PROBLEM REQUIREMENTS → Each record is to be printed again precisely as it reads.

RECORDS SUPPLIED →
▬▬▬
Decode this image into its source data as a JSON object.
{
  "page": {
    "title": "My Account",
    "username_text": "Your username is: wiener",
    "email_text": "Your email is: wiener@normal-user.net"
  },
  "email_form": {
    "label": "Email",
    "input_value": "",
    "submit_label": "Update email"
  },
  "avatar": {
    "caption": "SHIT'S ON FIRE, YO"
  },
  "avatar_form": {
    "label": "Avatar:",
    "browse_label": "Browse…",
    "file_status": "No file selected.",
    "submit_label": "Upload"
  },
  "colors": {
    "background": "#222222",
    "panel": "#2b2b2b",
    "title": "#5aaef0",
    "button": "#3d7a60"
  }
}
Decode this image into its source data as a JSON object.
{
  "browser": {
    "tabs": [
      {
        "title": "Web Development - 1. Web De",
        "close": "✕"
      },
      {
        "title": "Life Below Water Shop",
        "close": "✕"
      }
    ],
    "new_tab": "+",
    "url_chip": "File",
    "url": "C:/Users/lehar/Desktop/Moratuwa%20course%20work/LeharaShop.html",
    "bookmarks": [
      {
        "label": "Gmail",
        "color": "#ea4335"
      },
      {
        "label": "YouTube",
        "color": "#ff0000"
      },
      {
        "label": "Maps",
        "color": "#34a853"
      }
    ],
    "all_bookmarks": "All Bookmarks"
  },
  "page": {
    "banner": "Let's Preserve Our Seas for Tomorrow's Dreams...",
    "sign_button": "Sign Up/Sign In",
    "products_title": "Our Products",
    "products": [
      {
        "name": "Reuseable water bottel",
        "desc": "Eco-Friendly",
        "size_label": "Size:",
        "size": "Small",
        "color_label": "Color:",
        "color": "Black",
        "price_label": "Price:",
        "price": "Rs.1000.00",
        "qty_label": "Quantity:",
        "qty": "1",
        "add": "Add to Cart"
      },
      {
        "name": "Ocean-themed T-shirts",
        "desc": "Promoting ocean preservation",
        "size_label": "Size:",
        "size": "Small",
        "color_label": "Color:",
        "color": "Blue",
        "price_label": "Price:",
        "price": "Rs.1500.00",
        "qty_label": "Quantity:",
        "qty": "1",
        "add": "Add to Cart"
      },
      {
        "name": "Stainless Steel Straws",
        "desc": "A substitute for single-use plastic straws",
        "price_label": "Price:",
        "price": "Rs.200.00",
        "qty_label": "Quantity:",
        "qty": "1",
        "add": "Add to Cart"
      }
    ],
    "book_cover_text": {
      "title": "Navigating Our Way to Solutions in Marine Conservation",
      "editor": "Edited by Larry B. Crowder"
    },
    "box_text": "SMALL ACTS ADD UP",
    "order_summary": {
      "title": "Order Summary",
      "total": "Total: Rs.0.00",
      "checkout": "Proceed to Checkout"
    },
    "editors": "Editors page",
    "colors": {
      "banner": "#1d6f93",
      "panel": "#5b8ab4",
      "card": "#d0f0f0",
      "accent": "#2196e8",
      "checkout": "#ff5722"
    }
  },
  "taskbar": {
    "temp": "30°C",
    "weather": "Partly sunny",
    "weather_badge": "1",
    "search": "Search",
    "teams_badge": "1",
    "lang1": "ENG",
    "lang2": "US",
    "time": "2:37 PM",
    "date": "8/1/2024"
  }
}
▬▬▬
ANSWER TO THIS EXERCISE →
Decode this image into its source data as a JSON object.
{
  "page": {
    "title": "My Account",
    "username_text": "Your username is: wiener",
    "email_text": "Your email is: wiener@normal-user.net"
  },
  "email_form": {
    "label": "Email",
    "input_value": "",
    "submit_label": "Update email"
  },
  "avatar": {
    "caption": "SHIT'S ON FIRE, YO"
  },
  "avatar_form": {
    "label": "Avatar:",
    "browse_label": "Browse…",
    "file_status": "No file selected.",
    "submit_label": "Upload"
  },
  "colors": {
    "background": "#222222",
    "panel": "#2b2b2b",
    "title": "#5aaef0",
    "button": "#3d7a60"
  }
}
Decode this image into its source data as a JSON object.
{
  "browser": {
    "tabs": [
      {
        "title": "Web Development - 1. Web De",
        "close": "✕"
      },
      {
        "title": "Life Below Water Shop",
        "close": "✕"
      }
    ],
    "new_tab": "+",
    "url_chip": "File",
    "url": "C:/Users/lehar/Desktop/Moratuwa%20course%20work/LeharaShop.html",
    "bookmarks": [
      {
        "label": "Gmail",
        "color": "#ea4335"
      },
      {
        "label": "YouTube",
        "color": "#ff0000"
      },
      {
        "label": "Maps",
        "color": "#34a853"
      }
    ],
    "all_bookmarks": "All Bookmarks"
  },
  "page": {
    "banner": "Let's Preserve Our Seas for Tomorrow's Dreams...",
    "sign_button": "Sign Up/Sign In",
    "products_title": "Our Products",
    "products": [
      {
        "name": "Reuseable water bottel",
        "desc": "Eco-Friendly",
        "size_label": "Size:",
        "size": "Small",
        "color_label": "Color:",
        "color": "Black",
        "price_label": "Price:",
        "price": "Rs.1000.00",
        "qty_label": "Quantity:",
        "qty": "1",
        "add": "Add to Cart"
      },
      {
        "name": "Ocean-themed T-shirts",
        "desc": "Promoting ocean preservation",
        "size_label": "Size:",
        "size": "Small",
        "color_label": "Color:",
        "color": "Blue",
        "price_label": "Price:",
        "price": "Rs.1500.00",
        "qty_label": "Quantity:",
        "qty": "1",
        "add": "Add to Cart"
      },
      {
        "name": "Stainless Steel Straws",
        "desc": "A substitute for single-use plastic straws",
        "price_label": "Price:",
        "price": "Rs.200.00",
        "qty_label": "Quantity:",
        "qty": "1",
        "add": "Add to Cart"
      }
    ],
    "book_cover_text": {
      "title": "Navigating Our Way to Solutions in Marine Conservation",
      "editor": "Edited by Larry B. Crowder"
    },
    "box_text": "SMALL ACTS ADD UP",
    "order_summary": {
      "title": "Order Summary",
      "total": "Total: Rs.0.00",
      "checkout": "Proceed to Checkout"
    },
    "editors": "Editors page",
    "colors": {
      "banner": "#1d6f93",
      "panel": "#5b8ab4",
      "card": "#d0f0f0",
      "accent": "#2196e8",
      "checkout": "#ff5722"
    }
  },
  "taskbar": {
    "temp": "30°C",
    "weather": "Partly sunny",
    "weather_badge": "1",
    "search": "Search",
    "teams_badge": "1",
    "lang1": "ENG",
    "lang2": "US",
    "time": "2:37 PM",
    "date": "8/1/2024"
  }
}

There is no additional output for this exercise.